It's quite a payday. After months of speculation about the pay of New York Stock Exchange Chairman Richard Grasso, the numbers were released on Aug. 27 -- and they are huge. As part of a deal that extends his term as chairman and CEO through May 31, 2007, Grasso, 57, is getting a one-time payment of $140 million. That's in addition to his $1.4 million annual paycheck and a "target annual bonus" of $1 million.
Of the lump sum, $91.6 million comes from accrued savings and retirement benefits, and $47.9 million is from prior incentive awards. In a statement, Grasso said that he was pocketing his accumulated compensation and benefits "in order to facilitate personal financial and estate planning."
Word of Grasso's package could turn up the heat on the NYSE chairman, who has been criticized for being removed from investor concerns. A spokesman for the SEC, which is probing stock exchange governance practices, says: "We are looking into the details." So even though the NYSE has given Grasso a vote of confidence, the SEC may not be so supportive. Christmas will come early for mutual-fund investors. Many could get millions of dollars in refunds from brokerage firms that failed to pass along promised discounts on sales commissions. In an unusual Aug. 26 industry-wide directive, the NASD, which regulates securities firms, ordered brokers to make refunds, with interest, to investors who were overcharged on their mutual-fund purchases. The crackdown follows NASD surveys that found most brokerage firms failed to cut sales commissions for investors whose holdings qualified them for discounts. On Aug. 27, Ford named Lewis Booth, who had been running the company's Mazda unit, to head its troubled European unit. Booth will be the fourth boss since 1999 at Ford of Europe, which has been struggling for a decade to rebuild profits and market share. A 54-year-old engineer, Booth replaces Martin Leach, who resigned as president and COO in August. Ford of Europe expected to beef up skimpy profits this year, but competition and currency swings helped drive it into the red in the first half. If the U.S. Air Force were a company, the Securities & Exchange Commission would be scrutinizing its $19.6 billion lease of Boeing refueling tankers. Why? To postpone the full cost of the 100-plane deal, the service is calling it an operating lease, not a purchase. But not everyone is convinced. In an Aug. 26 letter, the Congressional Budget Office concludes the transaction is a purchase and says it may be $2 billion more expensive than an outright purchase. While a purchase would require all the money to be budgeted up front, an operating lease allows annual payments. But despite the CBO's concerns, the Air Force, aided by the deal's political backers (BW -- July 7), may still get its way.
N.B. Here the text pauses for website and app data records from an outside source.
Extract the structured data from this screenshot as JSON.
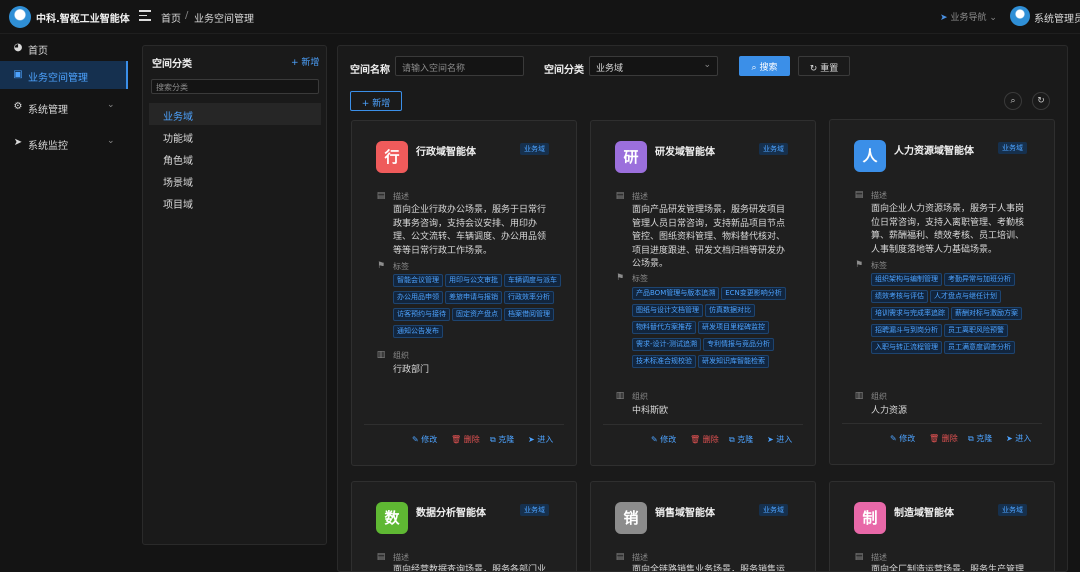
{
  "header": {
    "app_title": "中科.智枢工业智能体",
    "breadcrumb_home": "首页",
    "breadcrumb_sep": "/",
    "breadcrumb_current": "业务空间管理",
    "biz_nav": "业务导航",
    "admin_name": "系统管理员"
  },
  "sidebar": {
    "items": [
      {
        "label": "首页",
        "icon": "dashboard-icon"
      },
      {
        "label": "业务空间管理",
        "icon": "space-icon"
      },
      {
        "label": "系统管理",
        "icon": "gear-icon"
      },
      {
        "label": "系统监控",
        "icon": "send-icon"
      }
    ]
  },
  "category": {
    "title": "空间分类",
    "add_label": "+ 新增",
    "search_placeholder": "搜索分类",
    "items": [
      "业务域",
      "功能域",
      "角色域",
      "场景域",
      "项目域"
    ]
  },
  "filter": {
    "name_label": "空间名称",
    "name_placeholder": "请输入空间名称",
    "category_label": "空间分类",
    "category_value": "业务域",
    "search_label": "搜索",
    "reset_label": "重置",
    "add_label": "+ 新增"
  },
  "card_labels": {
    "desc": "描述",
    "tags": "标签",
    "org": "组织",
    "edit": "修改",
    "delete": "删除",
    "copy": "克隆",
    "enter": "进入"
  },
  "cards": [
    {
      "avatar": "行",
      "color": "#ef5b5b",
      "name": "行政域智能体",
      "badge": "业务域",
      "desc": "面向企业行政办公场景，服务于日常行政事务咨询，支持会议安排、用印办理、公文流转、车辆调度、办公用品领等等日常行政工作场景。",
      "tags": [
        "智能会议管理",
        "用印与公文审批",
        "车辆调度与派车",
        "办公用品申领",
        "差旅申请与报销",
        "行政效率分析",
        "访客预约与接待",
        "固定资产盘点",
        "档案借阅管理",
        "通知公告发布"
      ],
      "org": "行政部门"
    },
    {
      "avatar": "研",
      "color": "#9b6fdc",
      "name": "研发域智能体",
      "badge": "业务域",
      "desc": "面向产品研发管理场景，服务研发项目管理人员日常咨询，支持新品项目节点管控、图纸资料管理、物料替代核对、项目进度跟进、研发文档归档等研发办公场景。",
      "tags": [
        "产品BOM管理与版本追溯",
        "ECN变更影响分析",
        "图纸与设计文档管理",
        "仿真数据对比",
        "物料替代方案推荐",
        "研发项目里程碑监控",
        "需求-设计-测试追溯",
        "专利情报与竞品分析",
        "技术标准合规校验",
        "研发知识库智能检索"
      ],
      "org": "中科斯欧"
    },
    {
      "avatar": "人",
      "color": "#3b8fe8",
      "name": "人力资源域智能体",
      "badge": "业务域",
      "desc": "面向企业人力资源场景，服务于人事岗位日常咨询，支持入离职管理、考勤核算、薪酬福利、绩效考核、员工培训、人事制度落地等人力基础场景。",
      "tags": [
        "组织架构与编制管理",
        "考勤异常与加班分析",
        "绩效考核与评估",
        "人才盘点与继任计划",
        "培训需求与完成率追踪",
        "薪酬对标与激励方案",
        "招聘漏斗与到岗分析",
        "员工离职风险预警",
        "入职与转正流程管理",
        "员工满意度调查分析"
      ],
      "org": "人力资源"
    },
    {
      "avatar": "数",
      "color": "#5fb833",
      "name": "数据分析智能体",
      "badge": "业务域",
      "desc": "面向经营数据查询场景，服务各部门业",
      "tags": [],
      "org": ""
    },
    {
      "avatar": "销",
      "color": "#8c8c8c",
      "name": "销售域智能体",
      "badge": "业务域",
      "desc": "面向全链路销售业务场景，服务销售运",
      "tags": [],
      "org": ""
    },
    {
      "avatar": "制",
      "color": "#e868a8",
      "name": "制造域智能体",
      "badge": "业务域",
      "desc": "面向全厂制造运营场景，服务生产管理",
      "tags": [],
      "org": ""
    }
  ]
}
WorldCom's legal troubles just got worse. On Aug. 27, Oklahoma Attorney General W.A. Drew Edmonson filed criminal securities charges against the telecom company, now known as MCI, and its founder, Bernard Ebbers. It is the first time in the recent corporate crime wave that states have taken the lead in criminally prosecuting a high-profile case. MCI agreed to "fully cooperate" with Oklahoma, confirming that it was still on track for a bankruptcy-court confirmation hearing on Sept. 8. Oklahoma's actions came a day after MCI agreed to implement boardroom changes recommended by its bankruptcy-court-appointed monitor. The changes include limiting directors' terms, prohibiting employee stock options, and separating the chairman and CEO jobs. If the changes are adopted, MCI chief Michael Capellas will have to give up one of his titles -- and he has said he would. It took a little kicking and screaming, but Siebel Systems (SEBL) finally agreed to reform its corporate governance to settle a shareholder lawsuit. Brought by the Teachers' Retirement System of Louisiana, the suit accused Siebel's board of approving excessive pay for founder and CEO Thomas Siebel and of failing to disclose option grants to directors. To settle the case, Siebel agreed to limit the number of options it grants to outside directors and to improve disclosure of option values and pay criteria for directors and executives. It also agreed to several board changes, including adding one new director and expanding the size of the compensation and governance committees. -- Martha Stewart Living Omnimedia reported an 86% drop in second-quarter profits.
-- Marlboro maker Altria approved a higher-than-expected 6.3% dividend increase.
-- Lockheed Martin agreed to pay $37.9 million to settle allegations that it overcharged the Air Force on contracts. With tech on the road to recovery, Wall Street is betting Fairchild Semiconductor will move into the fast lane, thanks to its broad chip portfolio. Fairchild's shares jumped 13.4%, to $16.97, on Aug. 27 on expectations that higher demand in the computer, automotive, and consumer-electronics sectors will boost revenues and profits.